(Data items)
══════════════════════════════
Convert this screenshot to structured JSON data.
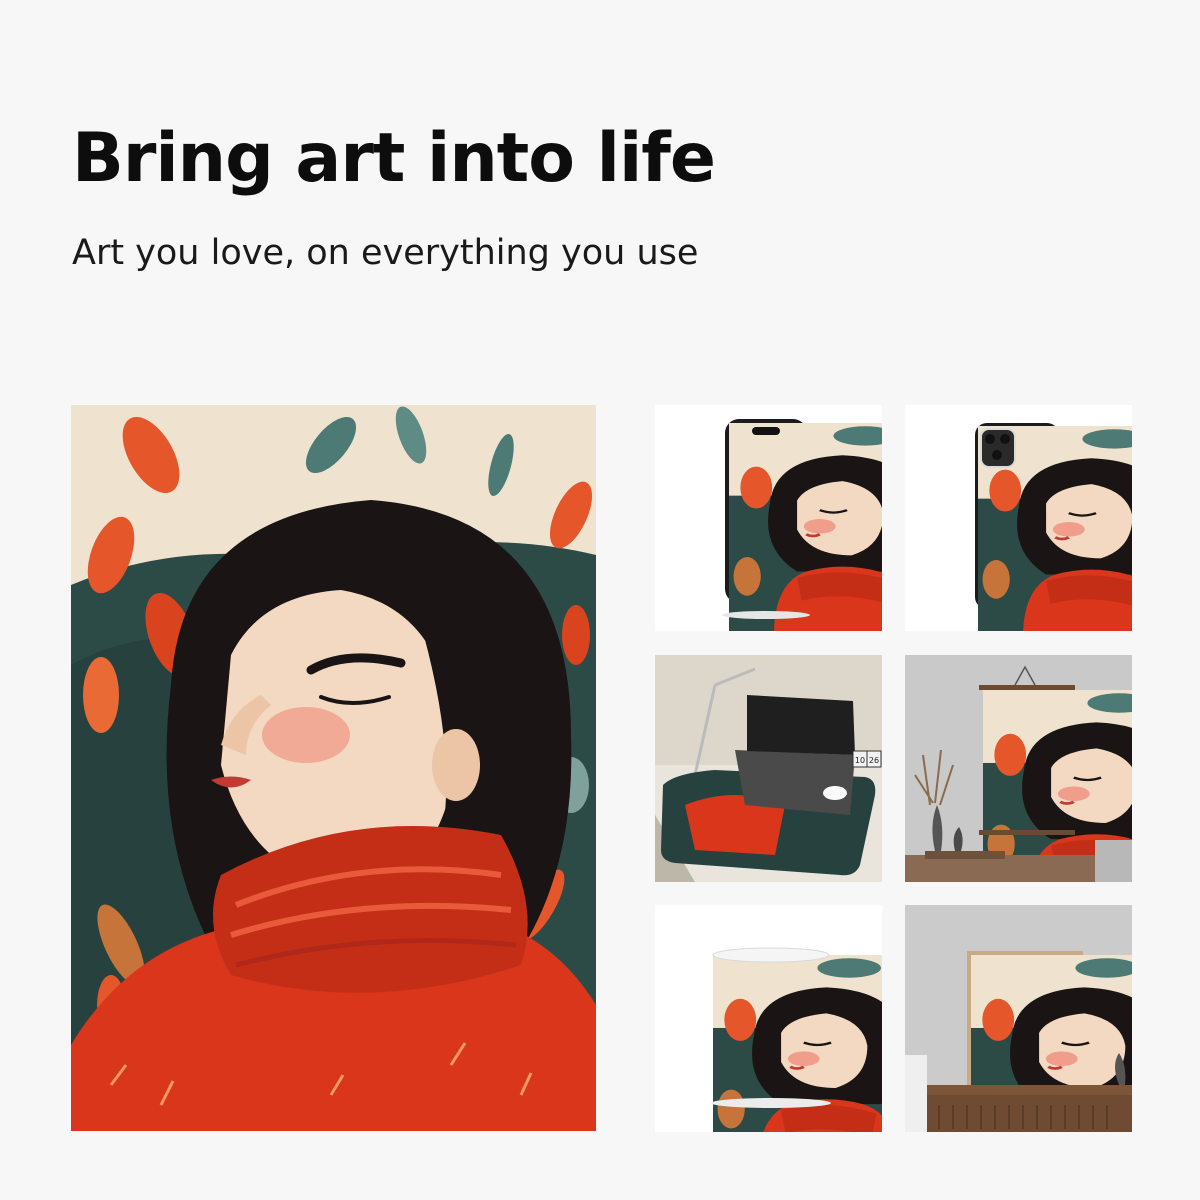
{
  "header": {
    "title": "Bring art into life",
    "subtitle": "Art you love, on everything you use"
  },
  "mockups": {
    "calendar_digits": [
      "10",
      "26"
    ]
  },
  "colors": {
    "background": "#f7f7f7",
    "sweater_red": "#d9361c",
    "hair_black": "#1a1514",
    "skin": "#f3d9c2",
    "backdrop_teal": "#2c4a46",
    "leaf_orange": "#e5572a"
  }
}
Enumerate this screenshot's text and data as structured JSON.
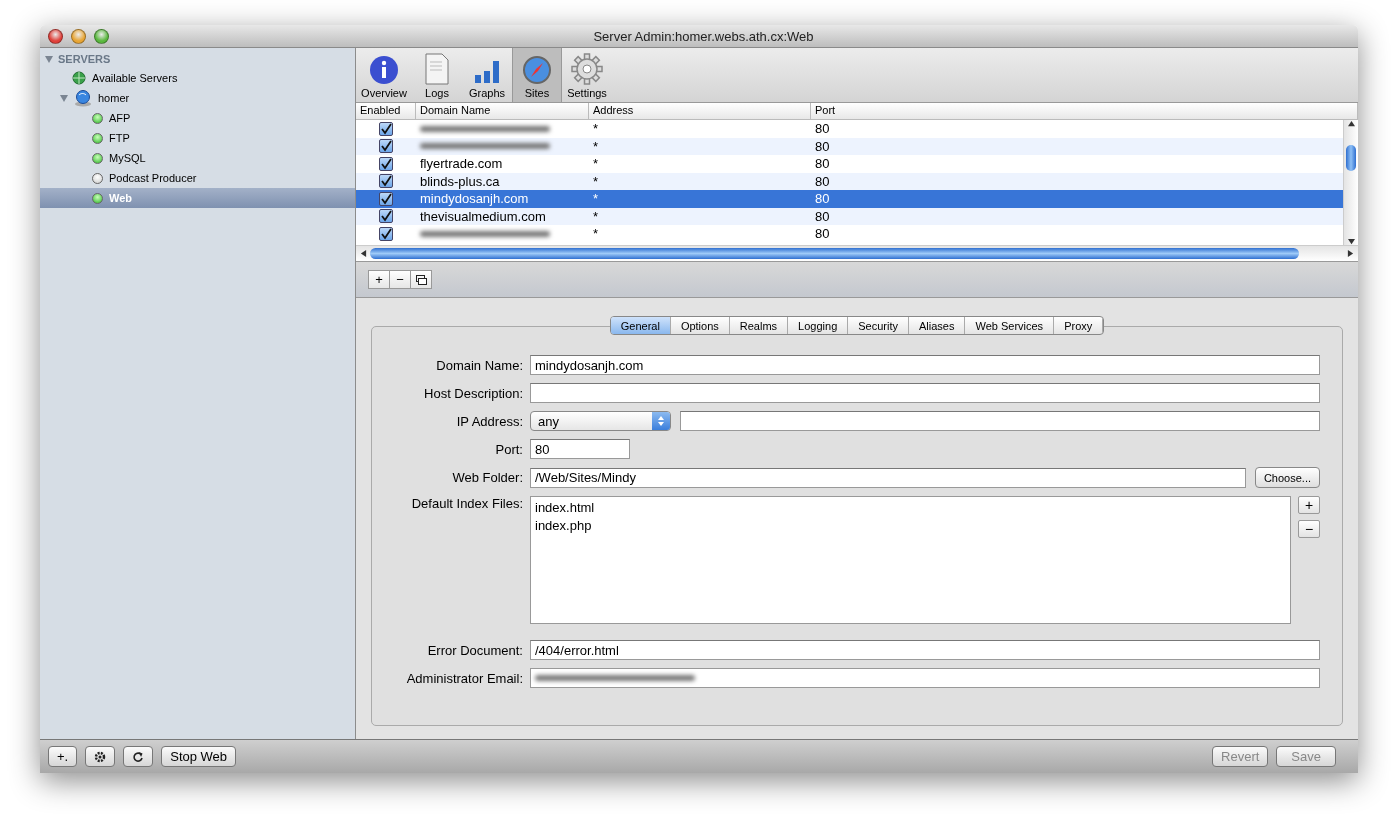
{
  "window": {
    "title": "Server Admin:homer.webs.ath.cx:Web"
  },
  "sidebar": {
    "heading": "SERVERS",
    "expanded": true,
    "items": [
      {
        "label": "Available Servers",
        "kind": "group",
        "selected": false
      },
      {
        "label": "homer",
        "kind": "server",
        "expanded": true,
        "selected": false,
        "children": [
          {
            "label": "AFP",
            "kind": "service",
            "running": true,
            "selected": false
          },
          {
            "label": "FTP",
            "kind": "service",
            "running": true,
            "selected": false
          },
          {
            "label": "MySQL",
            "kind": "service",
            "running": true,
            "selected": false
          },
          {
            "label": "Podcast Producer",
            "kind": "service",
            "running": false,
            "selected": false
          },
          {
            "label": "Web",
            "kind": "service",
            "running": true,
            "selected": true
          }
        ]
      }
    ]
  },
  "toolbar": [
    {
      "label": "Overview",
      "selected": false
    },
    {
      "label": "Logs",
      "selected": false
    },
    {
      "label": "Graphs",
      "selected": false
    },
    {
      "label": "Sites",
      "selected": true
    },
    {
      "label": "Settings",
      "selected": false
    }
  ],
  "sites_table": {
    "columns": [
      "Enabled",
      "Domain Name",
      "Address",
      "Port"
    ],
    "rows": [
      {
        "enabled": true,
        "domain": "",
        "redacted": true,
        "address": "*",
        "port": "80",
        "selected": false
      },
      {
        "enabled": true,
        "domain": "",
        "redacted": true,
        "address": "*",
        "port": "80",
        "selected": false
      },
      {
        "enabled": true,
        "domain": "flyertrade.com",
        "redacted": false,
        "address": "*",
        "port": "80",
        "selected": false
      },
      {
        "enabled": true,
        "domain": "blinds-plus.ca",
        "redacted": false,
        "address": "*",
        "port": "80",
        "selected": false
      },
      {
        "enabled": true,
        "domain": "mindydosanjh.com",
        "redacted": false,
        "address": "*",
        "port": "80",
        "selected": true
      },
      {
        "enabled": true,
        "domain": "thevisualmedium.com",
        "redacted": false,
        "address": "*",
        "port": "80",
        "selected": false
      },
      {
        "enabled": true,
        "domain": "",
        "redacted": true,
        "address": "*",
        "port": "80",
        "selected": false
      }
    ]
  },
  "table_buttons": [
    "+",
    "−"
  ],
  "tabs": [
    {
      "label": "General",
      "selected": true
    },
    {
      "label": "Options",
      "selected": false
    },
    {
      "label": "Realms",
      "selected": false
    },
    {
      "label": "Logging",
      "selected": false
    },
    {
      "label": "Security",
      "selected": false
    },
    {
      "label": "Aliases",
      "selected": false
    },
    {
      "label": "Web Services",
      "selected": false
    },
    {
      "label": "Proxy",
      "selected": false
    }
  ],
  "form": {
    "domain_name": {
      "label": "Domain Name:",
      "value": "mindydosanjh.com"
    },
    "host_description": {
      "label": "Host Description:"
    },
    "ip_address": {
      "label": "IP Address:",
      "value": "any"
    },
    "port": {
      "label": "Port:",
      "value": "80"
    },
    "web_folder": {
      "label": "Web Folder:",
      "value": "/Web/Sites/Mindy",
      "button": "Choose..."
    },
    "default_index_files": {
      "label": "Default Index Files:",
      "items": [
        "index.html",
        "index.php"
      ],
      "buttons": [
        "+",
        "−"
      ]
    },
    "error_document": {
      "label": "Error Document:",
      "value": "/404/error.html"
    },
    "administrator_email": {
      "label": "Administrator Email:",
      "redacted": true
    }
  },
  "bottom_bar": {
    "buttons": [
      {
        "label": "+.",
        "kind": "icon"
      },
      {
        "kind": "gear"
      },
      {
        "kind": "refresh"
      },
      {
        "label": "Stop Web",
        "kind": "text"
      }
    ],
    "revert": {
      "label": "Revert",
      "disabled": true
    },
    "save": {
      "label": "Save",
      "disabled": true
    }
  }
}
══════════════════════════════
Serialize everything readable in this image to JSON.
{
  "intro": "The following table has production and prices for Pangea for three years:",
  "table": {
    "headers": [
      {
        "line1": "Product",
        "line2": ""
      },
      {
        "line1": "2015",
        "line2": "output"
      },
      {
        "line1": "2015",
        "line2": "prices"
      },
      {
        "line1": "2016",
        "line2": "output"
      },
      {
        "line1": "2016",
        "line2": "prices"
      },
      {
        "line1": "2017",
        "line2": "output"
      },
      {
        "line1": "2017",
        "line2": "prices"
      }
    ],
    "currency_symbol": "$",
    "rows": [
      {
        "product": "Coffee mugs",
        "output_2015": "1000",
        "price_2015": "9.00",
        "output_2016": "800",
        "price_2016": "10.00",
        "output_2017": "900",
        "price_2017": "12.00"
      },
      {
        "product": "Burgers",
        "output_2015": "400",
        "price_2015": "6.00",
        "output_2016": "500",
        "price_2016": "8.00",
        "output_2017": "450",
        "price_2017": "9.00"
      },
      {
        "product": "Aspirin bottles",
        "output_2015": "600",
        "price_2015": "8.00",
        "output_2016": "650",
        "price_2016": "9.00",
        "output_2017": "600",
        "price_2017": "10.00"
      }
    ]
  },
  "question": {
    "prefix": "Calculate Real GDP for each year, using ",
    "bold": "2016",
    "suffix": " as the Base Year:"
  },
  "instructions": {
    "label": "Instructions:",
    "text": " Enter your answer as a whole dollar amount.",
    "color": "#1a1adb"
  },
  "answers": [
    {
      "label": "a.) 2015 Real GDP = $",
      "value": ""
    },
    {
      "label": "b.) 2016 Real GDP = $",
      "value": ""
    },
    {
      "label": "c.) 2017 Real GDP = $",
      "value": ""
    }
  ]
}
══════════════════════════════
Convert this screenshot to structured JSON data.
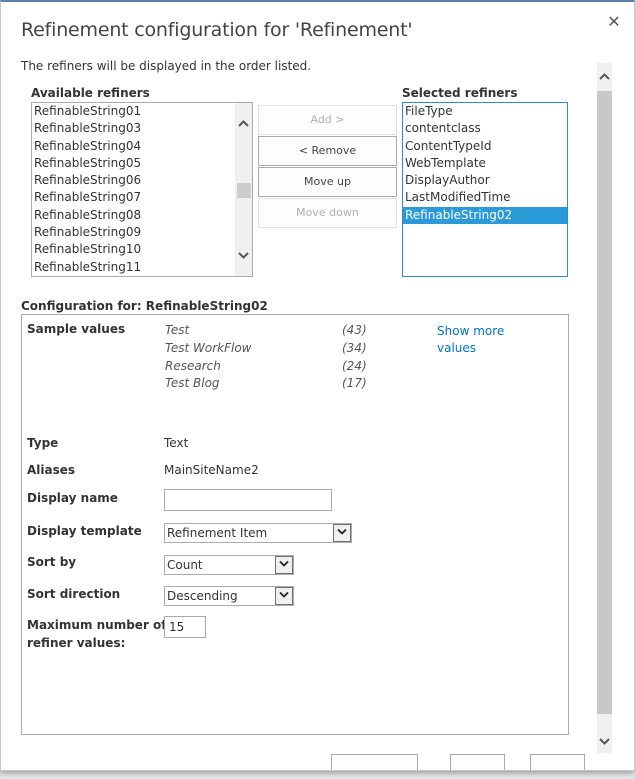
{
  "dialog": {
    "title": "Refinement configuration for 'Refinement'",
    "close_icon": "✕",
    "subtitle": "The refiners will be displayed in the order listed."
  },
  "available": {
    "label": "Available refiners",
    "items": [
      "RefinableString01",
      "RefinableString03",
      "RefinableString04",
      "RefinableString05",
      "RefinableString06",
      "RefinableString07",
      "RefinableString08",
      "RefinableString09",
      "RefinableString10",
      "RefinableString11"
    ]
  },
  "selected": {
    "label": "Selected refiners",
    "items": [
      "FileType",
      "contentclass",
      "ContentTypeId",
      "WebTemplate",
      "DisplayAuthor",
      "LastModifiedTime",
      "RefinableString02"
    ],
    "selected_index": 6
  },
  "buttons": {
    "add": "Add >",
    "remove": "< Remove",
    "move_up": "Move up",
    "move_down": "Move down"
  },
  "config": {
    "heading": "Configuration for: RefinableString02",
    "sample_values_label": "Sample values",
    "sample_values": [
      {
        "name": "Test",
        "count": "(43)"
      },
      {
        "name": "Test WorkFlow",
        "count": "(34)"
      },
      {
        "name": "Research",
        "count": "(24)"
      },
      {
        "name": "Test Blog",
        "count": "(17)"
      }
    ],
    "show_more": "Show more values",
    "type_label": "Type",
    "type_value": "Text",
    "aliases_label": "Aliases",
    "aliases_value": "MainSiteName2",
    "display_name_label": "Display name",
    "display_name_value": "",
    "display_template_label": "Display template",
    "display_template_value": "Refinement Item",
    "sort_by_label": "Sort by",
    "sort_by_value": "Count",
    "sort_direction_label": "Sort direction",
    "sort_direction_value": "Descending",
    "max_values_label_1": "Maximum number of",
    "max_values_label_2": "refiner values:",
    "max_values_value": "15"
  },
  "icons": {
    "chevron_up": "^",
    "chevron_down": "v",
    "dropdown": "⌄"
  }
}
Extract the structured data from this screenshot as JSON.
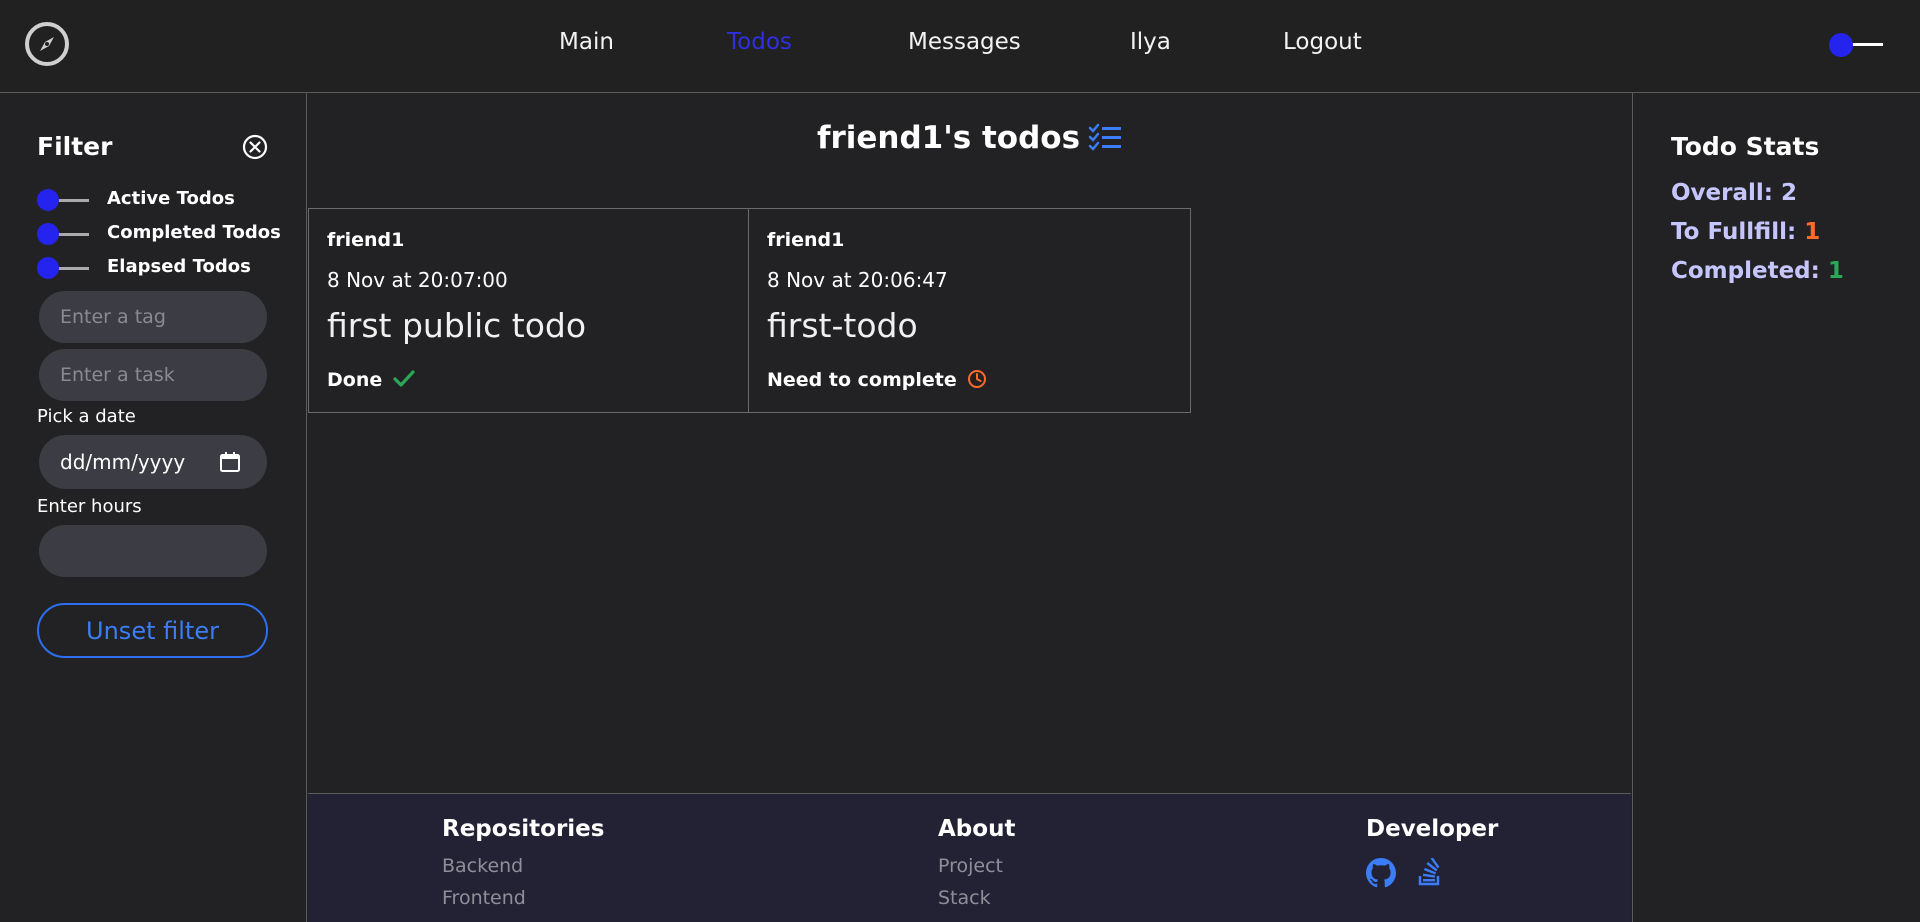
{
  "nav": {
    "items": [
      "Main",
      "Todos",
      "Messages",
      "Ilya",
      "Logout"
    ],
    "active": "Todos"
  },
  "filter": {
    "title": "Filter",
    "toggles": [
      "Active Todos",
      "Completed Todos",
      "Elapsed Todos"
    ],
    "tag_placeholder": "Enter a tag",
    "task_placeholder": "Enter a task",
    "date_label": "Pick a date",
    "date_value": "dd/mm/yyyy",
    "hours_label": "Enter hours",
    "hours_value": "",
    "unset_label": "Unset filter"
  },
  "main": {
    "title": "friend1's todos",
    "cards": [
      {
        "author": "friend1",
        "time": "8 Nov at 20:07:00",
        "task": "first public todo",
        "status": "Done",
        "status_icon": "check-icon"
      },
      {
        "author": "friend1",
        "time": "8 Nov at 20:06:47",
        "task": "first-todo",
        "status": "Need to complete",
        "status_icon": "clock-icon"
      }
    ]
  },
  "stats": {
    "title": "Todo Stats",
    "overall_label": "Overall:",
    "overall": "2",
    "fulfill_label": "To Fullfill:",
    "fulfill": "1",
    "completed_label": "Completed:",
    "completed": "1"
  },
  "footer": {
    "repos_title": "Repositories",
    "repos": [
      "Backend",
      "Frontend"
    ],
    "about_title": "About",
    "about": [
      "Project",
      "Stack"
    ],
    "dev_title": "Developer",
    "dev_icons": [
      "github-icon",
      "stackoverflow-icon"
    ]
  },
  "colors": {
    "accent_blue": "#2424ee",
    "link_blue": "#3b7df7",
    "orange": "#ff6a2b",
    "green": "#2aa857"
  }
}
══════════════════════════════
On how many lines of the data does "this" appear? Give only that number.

*ANSWER BELOW*: 5